Proximal Pediatric Tibial Metaphyseal Fractures


- Discussion:
    - frx of proximal tibial metaphysis are rare;
    - valgus greenstick fractures usually occur between 3-6 yrs of age;
    - cortex is slightly opened on the medial side;
    - distal fragment is angulated lateralward;

- Non Operative Treatment:
    - usually treated with closed methods;
    - frx is reduced before immobilization in cast;
    - place leg in long leg cast in extension for 6 weeks w/ documented varus molding;
    - ensure that valgus angulation is not present w/ knee in extension (either clinically or radiographically);
          - any valgus angulation must be corrected by closed manipulation under anesthesia and a long leg cast w/ knee in extension for 6 weeks;
    - inform patient's family of possibility of delayed vaglus angulation;

- Operative Treatment:
    - if closed reduction is impossible because of soft-tissue interposition, open anatomical reduction rarely may be indicated.


- Complications

- Delayed Valgus Angulation:
    - one complication unique to frxs of proximal metaphysis is valgus angulation;
    - frx may appear benign, with little or no angulation, but after healing occurrs, limb may drift into progressive valgus angulation;
    - natural history:
             - in the report by Muller, et al (2002), the authors determining the extent of the two typical
                    outcomes (valgus deformity and leg overgrowth) following proximal tibial fractures in children;
             - 7 children were retrospectively re-examined by their medical records and roentgenograms;
             - ages ranged from from 1 year 10 months to 10 years 2 months;
             - all the patients experienced a subjective recovery, with the exception of one child who had minor functional problems;
             - 6 patients developed a genu valgum (proximal tibia angle between 6 degrees and 16 degrees) and each of them was treated conservatively;
             - only two patients - both under the age of 5 - experienced a partial spontaneous correction;
             - overgrowth on the side of the fracture was observed in four cases, varying from 0.5 cm to 1.5 cm, most pronounced after
                      complete reduction and stable osteosynthesis;
             - the authors concluded that surgical correction and osteosynthesis as the preferred method of treatment, even with the increased likelihood of overgrowth;
              - Results of proximal metaphyseal fractures in children.
    - proposed causes of this angulation:
          - unrecognized valgus at time of original injury or overgrowth;
          - angulation may result from overgrowth of tibia w/o overgrowth of fibula;
          - presence greenstick fracture of proximal tibia w/ slight medial opening may contribute to progressive valgus deformity;
          - interposition of flap of fibrous tissue consisting of periosteum, MCL, & pes anserinus results in failure of medial gap to close;
                - normal growth may occur after removal of offending tissue;
          - increased vascular response resulting in asymmetrical growth stimulation of medial portion of the proximal tibial physis;
    - treatment of delayed valgus angulation:
          - spontaneous correction usually occurs with time;
          - therefore, it is generally advised to continue w/ non operative treatment, until natural history is clear;
          - increase in valgus angulation may occur for as long as 17 mo followed by spontaneous improvement w/ in 1-2 years;
          - deformity may improve over 5-10 years;
          - in the study by Tuten HR, et al (1999), 7 patients w/ post traumatic tibia valga were followed until deformity resolution;
                 - average age of injury was 4 years;
                 - the deformity typically occurred with 12 months of injury;
                 - resolution of the defomrity took, on average, 39 months;
                 - once the deformity had corrected, the affected limb was an average of 9 mm longer than the opposite;
                 - Posttraumatic tibia valga in children.
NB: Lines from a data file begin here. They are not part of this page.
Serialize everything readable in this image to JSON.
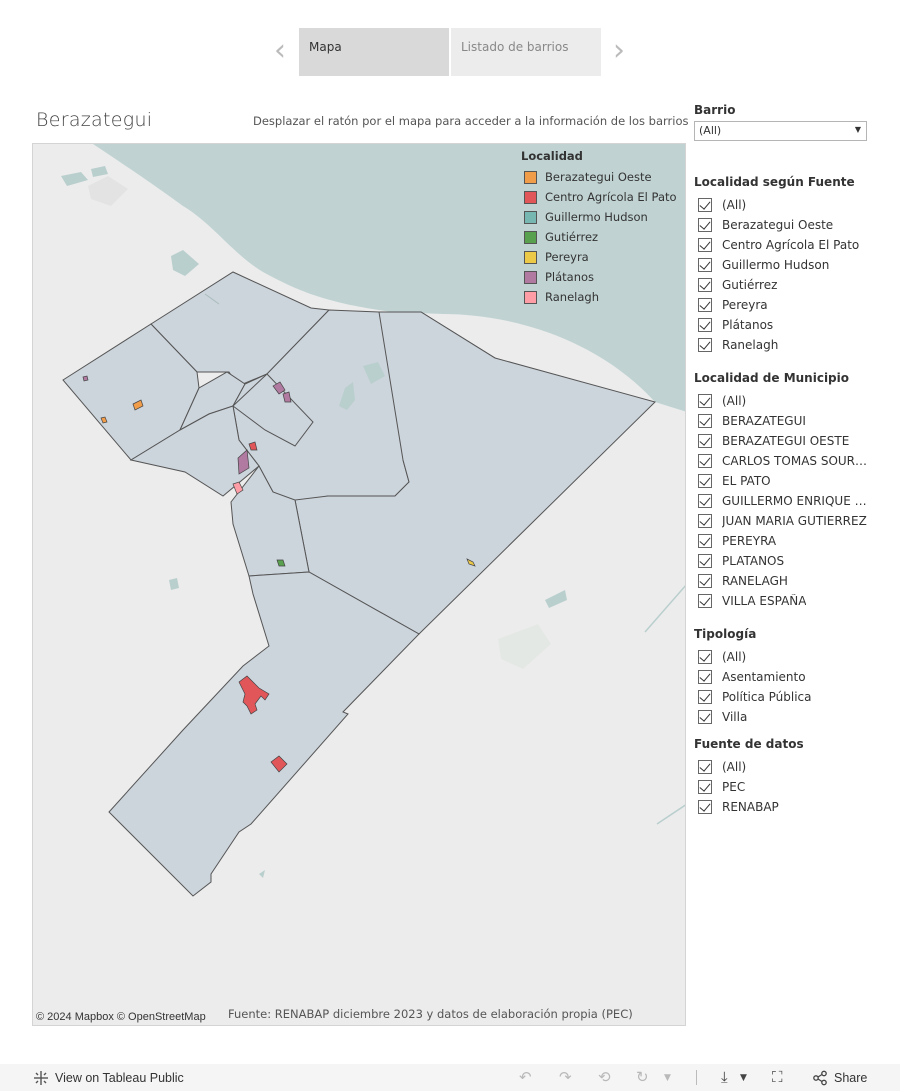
{
  "story_nav": {
    "tabs": [
      {
        "label": "Mapa",
        "active": true
      },
      {
        "label": "Listado de barrios",
        "active": false
      }
    ]
  },
  "header": {
    "title": "Berazategui",
    "hint": "Desplazar el ratón por el mapa para acceder a la información de los barrios"
  },
  "map": {
    "legend": {
      "title": "Localidad",
      "items": [
        {
          "label": "Berazategui Oeste",
          "color": "#f19c49"
        },
        {
          "label": "Centro Agrícola El Pato",
          "color": "#e15759"
        },
        {
          "label": "Guillermo Hudson",
          "color": "#76b7b2"
        },
        {
          "label": "Gutiérrez",
          "color": "#59a14f"
        },
        {
          "label": "Pereyra",
          "color": "#edc948"
        },
        {
          "label": "Plátanos",
          "color": "#b07aa1"
        },
        {
          "label": "Ranelagh",
          "color": "#ff9da7"
        }
      ]
    },
    "attribution": "© 2024 Mapbox  © OpenStreetMap",
    "source": "Fuente: RENABAP diciembre 2023 y datos de elaboración propia (PEC)",
    "colors": {
      "land": "#ececec",
      "water": "#c0d3d2",
      "district": "#ccd4dc",
      "border": "#555555"
    }
  },
  "filters": {
    "barrio": {
      "label": "Barrio",
      "value": "(All)"
    },
    "groups": [
      {
        "label": "Localidad según Fuente",
        "items": [
          "(All)",
          "Berazategui Oeste",
          "Centro Agrícola El Pato",
          "Guillermo Hudson",
          "Gutiérrez",
          "Pereyra",
          "Plátanos",
          "Ranelagh"
        ]
      },
      {
        "label": "Localidad de Municipio",
        "items": [
          "(All)",
          "BERAZATEGUI",
          "BERAZATEGUI OESTE",
          "CARLOS TOMAS SOURIG...",
          "EL PATO",
          "GUILLERMO ENRIQUE H...",
          "JUAN MARIA GUTIERREZ",
          "PEREYRA",
          "PLATANOS",
          "RANELAGH",
          "VILLA ESPAÑA"
        ]
      },
      {
        "label": "Tipología",
        "items": [
          "(All)",
          "Asentamiento",
          "Política Pública",
          "Villa"
        ]
      },
      {
        "label": "Fuente de datos",
        "items": [
          "(All)",
          "PEC",
          "RENABAP"
        ]
      }
    ]
  },
  "toolbar": {
    "view_label": "View on Tableau Public",
    "share_label": "Share",
    "icons": [
      "undo-icon",
      "redo-icon",
      "revert-icon",
      "refresh-icon",
      "download-icon",
      "fullscreen-icon",
      "share-icon"
    ]
  }
}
A long-term follow-up note.
    - surgical treatment:
          - indications:
                 - failure to reduce fully any medial tibial cortical gap mandates surgical exploration and removal of interposed soft-tissue flap;
                 - if deformity is not sufficiently corrected by age of ten to twelve yrs, tibial osteotomy or hemiepiphyseodesis can then be performed if necessary;
          - surgical treatment:
                 - stapling of medial portion of physis or proximal tibial osteotomy;
                 - note that recurrence of valgus deformity is frequent after osteotomy in skeletally immature patients



Physeal arrest about the knee associated with non-physeal fractures in the lower extremity.

Fibrous interposition causing valgus deformity after fracture of the upper tibial metaphysis in children.

Spontaneous improvement in post traumatic valga.  

Acquired valgus deformity of the tibia in children.  

Genu valgum following fractures of the proximal tibial metaphyseal in children.  DH Bahnson and WW Lovell. Orthop Trans. 1980;4:306.



Original Text by Clifford R. Wheeless, III, MD.

Last updated by Data Trace Staff on Wednesday, August 1, 2012 4:34 pm